With the dedication of the J. Phil Campbell Sr. Research and Education Center in Watkinsville, the University of Georgia is carrying on a legacy of agricultural and environmental research and outreach.
Lawrence Harris, a college adviser at Clarke Central High School in Athens and a member of the Georgia College Advising Corps, a program sponsored by the University of Georgia's Institute of Higher Education and part of the national College Advising Corps, was recognized by President Barack Obama at the White House summit on expanding college access held on Jan. 16.
"Lawrence went to the University of Georgia, and like a lot of first-generation college students it wasn't easy for him," Obama said. "He had to take remedial classes. He had to work two part-time jobs to make ends meet. At one point, he had to leave school for a year while he helped support his mom and his baby brother. Those are the kinds of just day-to-day challenges that a lot of these young people with enormous talent are having to overcome. Now, he stuck with it. He graduated.
"But now he's giving back. He's made it his mission to help other young people like him graduate, as a college advisor at Clarke Central High School in Athens, Georgia. And today the National College Advising Corps, the program that placed Lawrence in Clarke Central, is announcing plans to add 129 more advisors who will serve more than 80,000 students over the next three years."
The University of Georgia presented three awards to community members working toward equality, diversity and justice Jan. 17 as part of the 11th annual Martin Luther King Jr. Freedom Breakfast sponsored by UGA, the Athens-Clarke County Unified Government and the Clarke County School District.
Mark Dawkins, associate dean for academic programs and an associate professor of accounting in the Terry College of Business; Ernest Hardaway, assistant superintendent of human resources for the Clarke County School District; and Dervin Cunningham, a fourth-year biological science major, all received the 2014 President's Fulfilling the Dream Awards for their work in the Athens-Clarke County community to make King's dream of equality and justice a reality.
Glen Nowak, a professor in the University of Georgia Grady College of Journalism and Mass Communication, has been tapped to provide communication leadership for a key part of the global polio eradication effort.
As part of a six-month assignment with the Task Force for Global Health, Nowak, director of the UGA Center for Health and Risk Communication, will be helping develop and implement a communication strategy for a worldwide effort to get 124 countries that are currently only using oral polio vaccines to introduce at least one dose of inactivated polio vaccine to their childhood immunization programs by the end of 2015.
Georgia Gov. Nathan Deal has included $44.7 million for the construction of a Science Learning Center on the University of Georgia's South Campus in his budget proposal submitted to the General Assembly on Jan. 15.
The Board of Regents of the University System of Georgia approved UGA's request for design and construction of the approximately 122,500-square-foot facility in September as part of its fiscal year 2015 budget request to the governor.
Buried deep in the mud along the banks of a remote salt lake near Yosemite National Park are colonies of bacteria with an unusual property: they breathe a toxic metal to survive.
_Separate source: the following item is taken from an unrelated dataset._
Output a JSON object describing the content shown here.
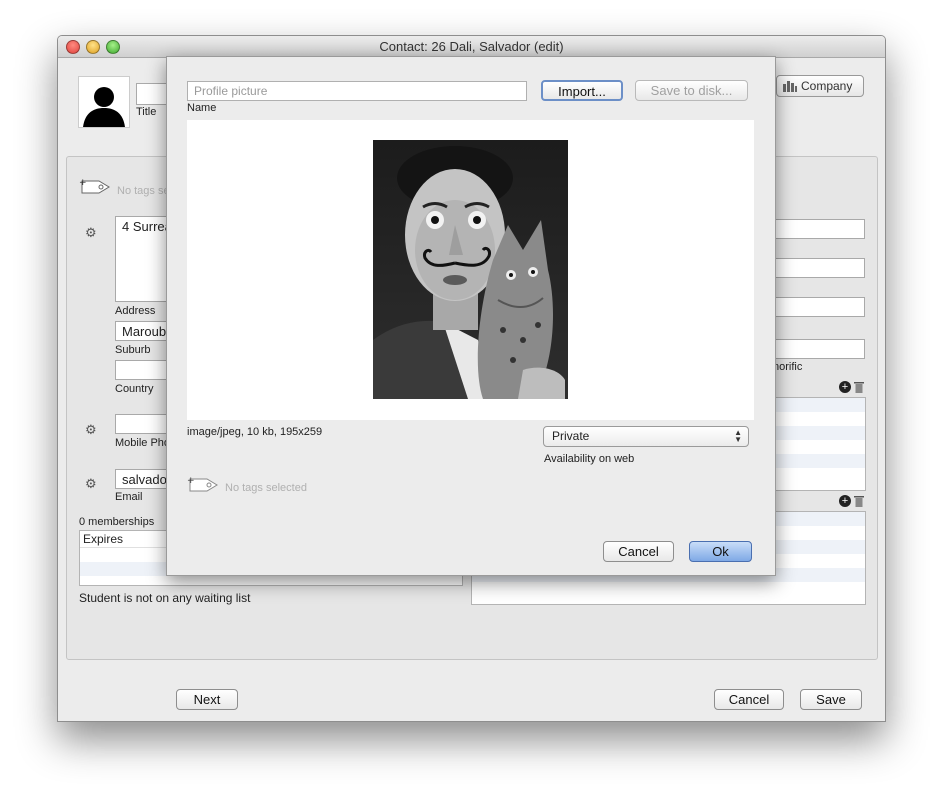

Researchers from the University of Georgia discovered the bacteria on a recent field expedition to Mono Lake in California, and their experiments with this unusual organism show that it may one day become a useful tool for industry and environmental protection.
The bacteria use elements that are notoriously poisonous to humans, such as antimony and arsenic, in place of oxygen, an ability that lets them survive buried in the mud of a hot spring in this unique saline soda basin.
UGA has applied for patents to protect these unique processes as well as the bacterium itself, and they are currently testing the bacteria's efficacy in different environments and conditions to discover how the bacteria react when they are exposed to a variety of metals simultaneously.
Researchers at the University of Georgia have developed a new prodrug that promises to reduce many of the negative side effects caused by cisplatin, a commonly prescribed chemotherapy treatment. Reducing these negative side effects will not only provide the patient with a better quality of life during and after treatment, but it may also make oncologists less hesitant to prescribe cisplatin.
Researchers at the University of Georgia have discovered a specific gene may play a major role in the development of a life-threatening birth defect called congenital diaphragmatic hernia, or CDH, which affects approximately one out of every 3,000 live births.
Derek Eberhart has been appointed director of the University of Georgia Technology Commercialization Office, under the Office of the Vice President for Research, effective Jan. 1, 2014. He has served as interim director since July.
Through intellectual property licensing and other efforts, TCO serves the UGA community by connecting industry with university expertise and inventions for the public good, promoting economic development, and increasing research visibility.
The University of Georgia Office of Sustainability has awarded $28,000 to fund nine interdisciplinary student projects through its annual Campus Sustainability Grants Program. The program, funded by student green fees, provides financial and staff resources to implement student-initiated projects that further the university's sustainability goals.